Classy’s office in San Diego. Classy becomes the latest San Diego technology firm to raise a $100 million-plus funding round following companies like ClickUp, Tealium, and Flock Freight. Photo Courtesy of Classy.

Classy’s office in San Diego. Classy becomes the latest San Diego technology firm to raise a $100 million-plus funding round following companies like ClickUp, Tealium, and Flock Freight. Photo Courtesy of Classy.

Classy, operator of an online platform used in nonprofit fundraising, has raised $118 million in a fourth round of venture capital funding.
Norwest Venture Partners, a Bay Area firm that manages $9.5 billion, led the funding round. Existing Classy investors Salesforce Ventures and Hinge Capital also participated.
Classy intends to use the fresh capital to enter new segments, such as corporate donors, as part of its broader strategy to match more high-profile donors with non-profit companies.

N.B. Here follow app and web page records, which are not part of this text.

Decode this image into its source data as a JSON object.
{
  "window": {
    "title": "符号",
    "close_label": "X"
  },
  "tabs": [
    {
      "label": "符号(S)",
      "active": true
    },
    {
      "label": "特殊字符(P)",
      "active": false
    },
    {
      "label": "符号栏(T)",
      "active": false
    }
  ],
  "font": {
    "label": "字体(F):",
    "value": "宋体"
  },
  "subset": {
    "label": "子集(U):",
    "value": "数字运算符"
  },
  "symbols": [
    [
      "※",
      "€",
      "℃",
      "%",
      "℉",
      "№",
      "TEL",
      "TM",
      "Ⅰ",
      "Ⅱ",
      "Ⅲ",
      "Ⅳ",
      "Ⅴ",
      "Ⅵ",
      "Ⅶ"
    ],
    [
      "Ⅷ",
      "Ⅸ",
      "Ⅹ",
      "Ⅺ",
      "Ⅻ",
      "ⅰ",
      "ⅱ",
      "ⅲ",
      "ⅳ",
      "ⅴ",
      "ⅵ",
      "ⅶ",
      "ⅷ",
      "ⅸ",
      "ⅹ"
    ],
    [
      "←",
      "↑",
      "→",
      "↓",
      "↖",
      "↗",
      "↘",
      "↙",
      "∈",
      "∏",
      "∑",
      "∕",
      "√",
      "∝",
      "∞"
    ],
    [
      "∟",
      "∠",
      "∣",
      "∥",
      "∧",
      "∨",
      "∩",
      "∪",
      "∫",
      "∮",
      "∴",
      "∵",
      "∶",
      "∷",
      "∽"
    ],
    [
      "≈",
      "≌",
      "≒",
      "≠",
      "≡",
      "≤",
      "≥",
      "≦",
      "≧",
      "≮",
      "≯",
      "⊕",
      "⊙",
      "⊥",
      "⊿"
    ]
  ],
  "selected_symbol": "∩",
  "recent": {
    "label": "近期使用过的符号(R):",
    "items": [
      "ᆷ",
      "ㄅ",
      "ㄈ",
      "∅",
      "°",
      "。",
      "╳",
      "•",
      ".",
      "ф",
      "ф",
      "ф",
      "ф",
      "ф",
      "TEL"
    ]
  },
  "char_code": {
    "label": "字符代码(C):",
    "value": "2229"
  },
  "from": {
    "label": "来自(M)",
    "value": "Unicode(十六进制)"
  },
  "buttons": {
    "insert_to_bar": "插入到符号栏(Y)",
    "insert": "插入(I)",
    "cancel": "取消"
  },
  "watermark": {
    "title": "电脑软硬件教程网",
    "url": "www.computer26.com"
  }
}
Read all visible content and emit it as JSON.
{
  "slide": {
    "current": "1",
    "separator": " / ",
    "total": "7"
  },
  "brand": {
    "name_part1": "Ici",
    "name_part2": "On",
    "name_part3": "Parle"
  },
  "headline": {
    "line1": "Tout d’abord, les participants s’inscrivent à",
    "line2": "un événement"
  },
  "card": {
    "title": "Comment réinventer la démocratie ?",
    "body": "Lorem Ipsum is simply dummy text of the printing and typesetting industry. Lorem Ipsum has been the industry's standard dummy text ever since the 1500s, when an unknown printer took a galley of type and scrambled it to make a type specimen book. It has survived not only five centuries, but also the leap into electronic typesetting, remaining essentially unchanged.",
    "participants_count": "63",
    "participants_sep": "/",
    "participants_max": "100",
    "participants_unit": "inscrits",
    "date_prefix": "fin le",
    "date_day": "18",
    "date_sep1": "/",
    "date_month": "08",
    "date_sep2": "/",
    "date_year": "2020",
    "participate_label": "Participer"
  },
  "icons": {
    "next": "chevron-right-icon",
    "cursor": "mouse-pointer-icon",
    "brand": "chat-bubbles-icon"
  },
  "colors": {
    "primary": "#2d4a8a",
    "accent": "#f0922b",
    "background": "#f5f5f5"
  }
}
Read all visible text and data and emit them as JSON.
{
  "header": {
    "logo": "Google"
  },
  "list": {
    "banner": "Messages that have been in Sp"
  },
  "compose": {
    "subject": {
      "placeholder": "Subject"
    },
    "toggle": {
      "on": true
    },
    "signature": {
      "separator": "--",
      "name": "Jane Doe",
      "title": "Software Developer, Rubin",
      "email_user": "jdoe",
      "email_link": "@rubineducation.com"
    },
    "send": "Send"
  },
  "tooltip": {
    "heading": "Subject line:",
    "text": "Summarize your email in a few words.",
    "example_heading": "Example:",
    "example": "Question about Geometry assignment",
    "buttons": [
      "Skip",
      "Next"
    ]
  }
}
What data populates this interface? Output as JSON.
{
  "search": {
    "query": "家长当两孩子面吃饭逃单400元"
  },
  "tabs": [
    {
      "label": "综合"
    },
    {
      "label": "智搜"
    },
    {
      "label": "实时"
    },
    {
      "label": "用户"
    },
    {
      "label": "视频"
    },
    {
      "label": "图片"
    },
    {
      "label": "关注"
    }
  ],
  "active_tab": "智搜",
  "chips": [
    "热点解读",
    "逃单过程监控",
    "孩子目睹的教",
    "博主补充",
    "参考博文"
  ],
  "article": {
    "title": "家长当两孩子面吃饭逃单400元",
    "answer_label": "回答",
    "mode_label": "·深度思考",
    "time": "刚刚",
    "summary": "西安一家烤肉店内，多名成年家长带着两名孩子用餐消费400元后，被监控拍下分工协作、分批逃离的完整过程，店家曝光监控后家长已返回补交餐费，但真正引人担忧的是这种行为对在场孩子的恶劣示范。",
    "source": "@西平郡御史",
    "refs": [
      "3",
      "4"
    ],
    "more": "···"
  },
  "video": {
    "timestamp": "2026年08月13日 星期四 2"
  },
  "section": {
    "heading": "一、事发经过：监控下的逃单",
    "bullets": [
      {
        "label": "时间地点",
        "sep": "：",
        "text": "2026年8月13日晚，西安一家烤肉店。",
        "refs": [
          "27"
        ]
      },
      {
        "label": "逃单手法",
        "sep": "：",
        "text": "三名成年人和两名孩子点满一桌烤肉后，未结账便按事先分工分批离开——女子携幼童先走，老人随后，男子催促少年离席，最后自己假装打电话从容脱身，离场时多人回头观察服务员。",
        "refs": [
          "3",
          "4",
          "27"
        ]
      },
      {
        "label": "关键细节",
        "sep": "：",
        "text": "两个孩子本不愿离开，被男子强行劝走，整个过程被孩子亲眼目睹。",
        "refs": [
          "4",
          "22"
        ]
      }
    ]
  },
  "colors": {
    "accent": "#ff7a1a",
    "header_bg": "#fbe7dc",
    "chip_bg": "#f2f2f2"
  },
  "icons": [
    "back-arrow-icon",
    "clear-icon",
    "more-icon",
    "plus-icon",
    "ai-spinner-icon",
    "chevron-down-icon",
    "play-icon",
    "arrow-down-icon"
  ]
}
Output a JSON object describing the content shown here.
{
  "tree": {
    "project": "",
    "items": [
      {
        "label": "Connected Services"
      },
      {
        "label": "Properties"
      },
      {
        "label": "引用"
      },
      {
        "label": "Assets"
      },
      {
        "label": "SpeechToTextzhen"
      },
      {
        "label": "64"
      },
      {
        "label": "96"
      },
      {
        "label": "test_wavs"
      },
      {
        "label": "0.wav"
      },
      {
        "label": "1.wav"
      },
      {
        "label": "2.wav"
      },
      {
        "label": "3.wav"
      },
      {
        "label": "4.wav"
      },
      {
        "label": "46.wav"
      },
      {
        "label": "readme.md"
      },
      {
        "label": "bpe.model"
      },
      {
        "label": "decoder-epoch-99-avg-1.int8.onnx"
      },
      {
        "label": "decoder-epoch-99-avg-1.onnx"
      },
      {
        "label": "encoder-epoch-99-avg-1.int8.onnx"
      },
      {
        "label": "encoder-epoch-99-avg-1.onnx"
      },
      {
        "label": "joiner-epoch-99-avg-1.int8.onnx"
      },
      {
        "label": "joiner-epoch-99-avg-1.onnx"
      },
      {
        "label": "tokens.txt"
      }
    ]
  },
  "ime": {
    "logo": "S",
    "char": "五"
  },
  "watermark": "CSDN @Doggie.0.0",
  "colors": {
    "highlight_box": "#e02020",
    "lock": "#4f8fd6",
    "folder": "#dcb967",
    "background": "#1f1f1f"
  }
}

Leadership Changes
In conjunction with the funding round, Chisholm will step down as chief executive and become executive chairman, where he will lead mergers and acquisitions and expansion into new markets.
Chief Operating Officer Christopher Himes will assume the role of CEO. Himes is expected to focus on recurring giving and innovation, adding that the company will focus on delivering more digital tools to encourage recurring giving.
“Donor retention is a massive problem in the nonprofit space,” said Himes. “So, we’re trying to help increase that through an amazing donor experience and converting more donors to recurring gifts. For nonprofits, online fundraising is the highest margin fundraising category. It’s the most secure and it has the highest retention.”
Himes spent six years at Salesforce, including as a senior vice president, and was an executive fellow at the Salseforce.com/Foundation. Himes also was chief financial officer at Fair Trade and served on nonprofit boards, including There With Care and the Trust for Public Land.
“We’re essentially creating a ‘startup within a startup’ which really is energizing for me,” said Chisholm. “Having Chris at the helm from a CEO perspective, will be phenomenal for the organization moving forward. I’ve never been more excited about Classy’s future.”


Over $3 Billion Raised
Founded in 2009, The idea for the company was inspired after Chisholm and his friends helped raise funds for the American Cancer Society in San Diego. A few years later, in 2011, Classy was formally launched as a technology venture with a focus on the online space, which makes it easier for non-profit companies to connect with donors.
It serves over 6,000 nonprofit customers including Team Rubicon, Trevor Project, Salvation Army, Robin Hood Foundation, and Shriners Hospitals for Children. Nonprofits on its platform have raised over $3 billion, to date.
Classy offers several fundraising services that can all be used for various forms of crowdfunding, including direct appeals, peer-to-peer campaigns and event management.
Roughly 20 percent of total giving on Classy’s platform is done by donors who “subscribe” to nonprofits and pledge to give on a regular basis.

 
Entering New Markets
Looking ahead, the company plans to double the size of its product and engineering organization over the next two years, as well as enter into new markets such as corporate giving.
Classy announced it will reincorporate as a Public Benefit Corporation, accelerating the timeline it initially put forth after becoming a certified B Corp in December. It also announced that it will immediately repay its Paycheck Protection Program (PPP) loan.
“Last year was especially challenging for nonprofits, forcing them to adapt their fundraising efforts to meet the needs of their recipients while increasingly leaning on technology solutions,” said David Su, partner at Norwest. “As the social sector looks to reach new audiences on digital platforms, Classy is poised to support this growing market demand.”
It is rare for San Diego technology startups to get $100 million-plus funding rounds from investors. Before this latest round, Classy had raised just $45 million.